    In the same way the Spirit also helps our weakness; for we do not know how to pray as we should, but the Spirit Himself intercedes for us with groanings too deep for words; and He who searches the hearts knows what the mind of the Spirit is, because He intercedes for the saints according to the will of God (Romans 8:26-27, NASB).
    The Holy Spirit is God because:
    1. He is capable of enabling every believer in prayer at anytime (omnipotence).
    2. He fully understands all their hearts (omniscience).
    a. Spurgeon:
    Romans 8:26. Likewise the Spirit also helpeth our infirmities:
    Oh, how many these are! Want of memory, want of faith, want of earnestness, ignorance, pride, deadness, coldness of heart, ó these are some of our infirmities; but, thank God, we have the omnipotent Spirit of God to help us.
    Romans 8:26. For we know not what we should pray for as we ought: but the Spirit itself maketh intercession for us with groanings which cannot be uttered.
    These groanings are too deep, too full of meaning to be expressed in words. There are some things the Christian wants for which he cannot ask; perhaps he does not even know what it is that he wants. There is a vacuum in his heart, but he does not know what would fill it. There is a hunger in his spirit, but he knows not what the bread is, nor where the bread is, that can satisfy his wants. But the Holy Ghost can articulate these unuttered groans, and the deepest needs of our soul can thus be brought before God by his own Spirit. You, then, who find it difficult to pray, do not give up praying. The devil tells you that such poor prayers as yours are can never reach the ear of God. Do not believe him. The Spirit helps your infirmities: and when he helps you, you shall, you must prevail.
    b. David Guzik: The Holy Spiritís help in intercession is perfect, because He searches the hearts of those whom He helps, and He is able to guide our prayers according to the will of God.
    Last edited by foudroyant; 05-11-2014, 07:29 AM.

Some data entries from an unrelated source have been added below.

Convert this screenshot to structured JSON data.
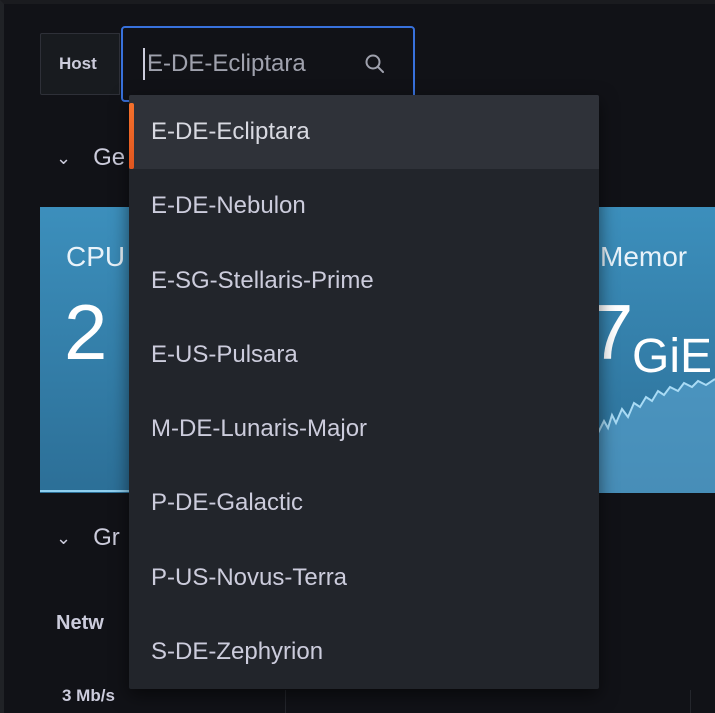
{
  "variable": {
    "label": "Host",
    "value": "E-DE-Ecliptara",
    "search_icon": "search-icon"
  },
  "sections": {
    "general_partial": "Ge",
    "graphs_partial": "Gr",
    "chevron_icon": "chevron-down-icon"
  },
  "panels": {
    "cpu": {
      "title_partial": "CPU",
      "value_partial": "2"
    },
    "memory": {
      "title_partial": "Memor",
      "value_partial": "7",
      "unit_partial": "GiE"
    },
    "network": {
      "title_partial": "Netw",
      "axis_tick": "3 Mb/s"
    },
    "stat_color": "#3c8fbc"
  },
  "dropdown": {
    "selected_index": 0,
    "accent_color": "#f5712c",
    "options": [
      {
        "label": "E-DE-Ecliptara"
      },
      {
        "label": "E-DE-Nebulon"
      },
      {
        "label": "E-SG-Stellaris-Prime"
      },
      {
        "label": "E-US-Pulsara"
      },
      {
        "label": "M-DE-Lunaris-Major"
      },
      {
        "label": "P-DE-Galactic"
      },
      {
        "label": "P-US-Novus-Terra"
      },
      {
        "label": "S-DE-Zephyrion"
      }
    ]
  }
}
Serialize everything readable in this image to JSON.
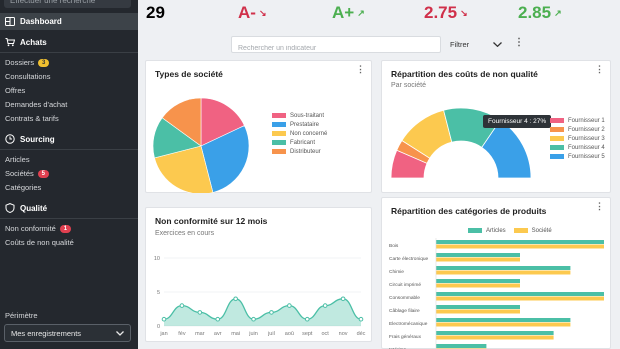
{
  "sidebar": {
    "search_placeholder": "Effectuer une recherche",
    "dashboard_label": "Dashboard",
    "sections": [
      {
        "label": "Achats",
        "icon": "cart-icon",
        "items": [
          {
            "label": "Dossiers",
            "badge": "3",
            "badge_color": "yellow"
          },
          {
            "label": "Consultations"
          },
          {
            "label": "Offres"
          },
          {
            "label": "Demandes d'achat"
          },
          {
            "label": "Contrats & tarifs"
          }
        ]
      },
      {
        "label": "Sourcing",
        "icon": "clock-icon",
        "items": [
          {
            "label": "Articles"
          },
          {
            "label": "Sociétés",
            "badge": "5",
            "badge_color": "red"
          },
          {
            "label": "Catégories"
          }
        ]
      },
      {
        "label": "Qualité",
        "icon": "shield-icon",
        "items": [
          {
            "label": "Non conformité",
            "badge": "1",
            "badge_color": "red"
          },
          {
            "label": "Coûts de non qualité"
          }
        ]
      }
    ],
    "perimetre_label": "Périmètre",
    "perimetre_value": "Mes enregistrements"
  },
  "kpis": [
    {
      "value": "29",
      "color": "#222222",
      "arrow": ""
    },
    {
      "value": "A-",
      "color": "#d0304a",
      "arrow": "↘"
    },
    {
      "value": "A+",
      "color": "#4caf50",
      "arrow": "↗"
    },
    {
      "value": "2.75",
      "color": "#d0304a",
      "arrow": "↘"
    },
    {
      "value": "2.85",
      "color": "#4caf50",
      "arrow": "↗"
    }
  ],
  "toolbar": {
    "search_placeholder": "Rechercher un indicateur",
    "filter_label": "Filtrer"
  },
  "cards": {
    "types": {
      "title": "Types de société",
      "chart_data": {
        "type": "pie",
        "categories": [
          "Sous-traitant",
          "Prestataire",
          "Non concerné",
          "Fabricant",
          "Distributeur"
        ],
        "values": [
          18,
          28,
          25,
          14,
          15
        ],
        "colors": [
          "#f06282",
          "#3aa0e8",
          "#fcc94f",
          "#4bbfa6",
          "#f7934c"
        ]
      }
    },
    "couts": {
      "title": "Répartition des coûts de non qualité",
      "subtitle": "Par société",
      "tooltip": "Fournisseur 4 : 27%",
      "chart_data": {
        "type": "pie",
        "categories": [
          "Fournisseur 1",
          "Fournisseur 2",
          "Fournisseur 3",
          "Fournisseur 4",
          "Fournisseur 5"
        ],
        "values": [
          13,
          5,
          24,
          27,
          31
        ],
        "colors": [
          "#f06282",
          "#f7934c",
          "#fcc94f",
          "#4bbfa6",
          "#3aa0e8"
        ]
      }
    },
    "nonconf": {
      "title": "Non conformité sur 12 mois",
      "subtitle": "Exercices en cours",
      "chart_data": {
        "type": "area",
        "x": [
          "jan",
          "fév",
          "mar",
          "avr",
          "mai",
          "juin",
          "juil",
          "aoû",
          "sept",
          "oct",
          "nov",
          "déc"
        ],
        "values": [
          1,
          3,
          2,
          1,
          4,
          1,
          2,
          3,
          1,
          3,
          4,
          1
        ],
        "ylim": [
          0,
          10
        ],
        "yticks": [
          0,
          5,
          10
        ],
        "color": "#4bbfa6"
      }
    },
    "categories": {
      "title": "Répartition des catégories de produits",
      "chart_data": {
        "type": "bar",
        "orientation": "horizontal",
        "categories": [
          "Bois",
          "Carte électronique",
          "Chimie",
          "Circuit imprimé",
          "Consommable",
          "Câblage filaire",
          "Electromécanique",
          "Frais généraux",
          "Intérims"
        ],
        "series": [
          {
            "name": "Articles",
            "color": "#4bbfa6",
            "values": [
              10,
              5,
              8,
              5,
              10,
              5,
              8,
              7,
              3
            ]
          },
          {
            "name": "Société",
            "color": "#fcc94f",
            "values": [
              10,
              5,
              8,
              5,
              10,
              5,
              8,
              7,
              3
            ]
          }
        ]
      }
    }
  }
}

  • #2
    Thankyou for the explanation.
    I have read it and will reflect on it some more...but so far it seems to be a similar argument to the previous one---X has a similar attribute to one ascribed to God therefore X is God---would this be correct?


    • #3
      The Holy Spirit has the same attribute of what God alone possesses. (1 Corinthians 2:10; Romans 8:26-27).
      He (the Holy Spirit) is referred to as the highest source of authority in Acts 21:11.


      widgetinstance 221 (Related Threads) skipped due to lack of content & hide_module_if_empty option.